September 18, 2008
Lee setting good example at State
There are plenty of distractions out there for a college quarterback.
Whether it's preparing for evading the rush of a 300-pound defender or just dealing with newfound popularity around campus, there are plenty of ways to become sidetracked.
But Mississippi State's Tyson Lee is not your typical quarterback. Lee has his goals and ideals set a lot higher than your typical 20-year old.
"What I am most passionate about is seeing people's lives changed," Lee said. "I'm passionate about helping others. I want to see guys come to know Christ. I want to see guys really get focused about life. I've grown up and seen a lot of guys get off track. That's why I want to become a teacher and eventually a principal and a coach. I definitely hope I can steer guys in the right direction and have an influence on them the same way other people had an influence on me."
It was Lee's faith that led him to Starkville. Most junior college All-American quarterbacks have recruiters breaking down the door to sign them, but that wasn't the case for Lee. After throwing for 4,432 yards and 31 touchdowns during his career at Itawamba Community College, Lee only had a handful of Division II schools contact him. Lee felt like his 5-foot-11 height caused most schools to be wary.
"I guess it's the short syndrome," Lee said. "But God did a lot there with all the awards. Looking back now it's amazing what all He has done and what He did while I was there. Even when all of that happened, I talked to a few Division II schools towards the end of my sophomore season. But it wasn't anywhere where my heart was. I knew if I wanted to dedicate the next two years to something that I wanted to go where my heart was. I felt like my heart was here at Mississippi State."
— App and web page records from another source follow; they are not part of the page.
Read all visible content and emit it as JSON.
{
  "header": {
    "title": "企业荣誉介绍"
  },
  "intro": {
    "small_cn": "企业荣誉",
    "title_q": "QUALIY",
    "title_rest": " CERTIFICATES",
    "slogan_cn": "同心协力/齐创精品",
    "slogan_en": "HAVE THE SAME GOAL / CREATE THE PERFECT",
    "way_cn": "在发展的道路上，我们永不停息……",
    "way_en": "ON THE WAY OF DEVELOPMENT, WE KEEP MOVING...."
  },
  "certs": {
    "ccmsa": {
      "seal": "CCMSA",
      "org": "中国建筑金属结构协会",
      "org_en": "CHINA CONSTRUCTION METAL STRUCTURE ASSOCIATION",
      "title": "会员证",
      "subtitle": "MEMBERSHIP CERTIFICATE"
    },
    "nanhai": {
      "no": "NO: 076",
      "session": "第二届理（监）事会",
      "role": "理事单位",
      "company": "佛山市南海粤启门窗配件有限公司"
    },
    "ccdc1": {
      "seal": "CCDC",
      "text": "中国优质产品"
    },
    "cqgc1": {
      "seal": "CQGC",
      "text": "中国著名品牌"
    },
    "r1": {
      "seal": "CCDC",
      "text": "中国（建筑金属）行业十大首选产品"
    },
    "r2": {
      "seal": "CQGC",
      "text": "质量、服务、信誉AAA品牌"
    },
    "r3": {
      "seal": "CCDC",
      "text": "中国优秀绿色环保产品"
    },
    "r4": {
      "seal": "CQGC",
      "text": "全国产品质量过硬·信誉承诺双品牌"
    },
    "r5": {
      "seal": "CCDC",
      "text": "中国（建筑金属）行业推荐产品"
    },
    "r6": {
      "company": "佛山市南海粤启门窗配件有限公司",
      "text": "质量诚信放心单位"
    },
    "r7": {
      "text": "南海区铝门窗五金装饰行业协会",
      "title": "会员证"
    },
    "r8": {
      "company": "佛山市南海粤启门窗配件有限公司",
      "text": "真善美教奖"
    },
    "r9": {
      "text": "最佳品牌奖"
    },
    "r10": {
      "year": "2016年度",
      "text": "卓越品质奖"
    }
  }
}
Lee decided to take a chance and walk-on to the Bulldog program back in the spring. The gamble paid off as he not only made the team, but also earned a scholarship from head coach Sylvester Croom in the process.
...More... To continue reading this article you must be a member. Sign Up Now for a FREE Trial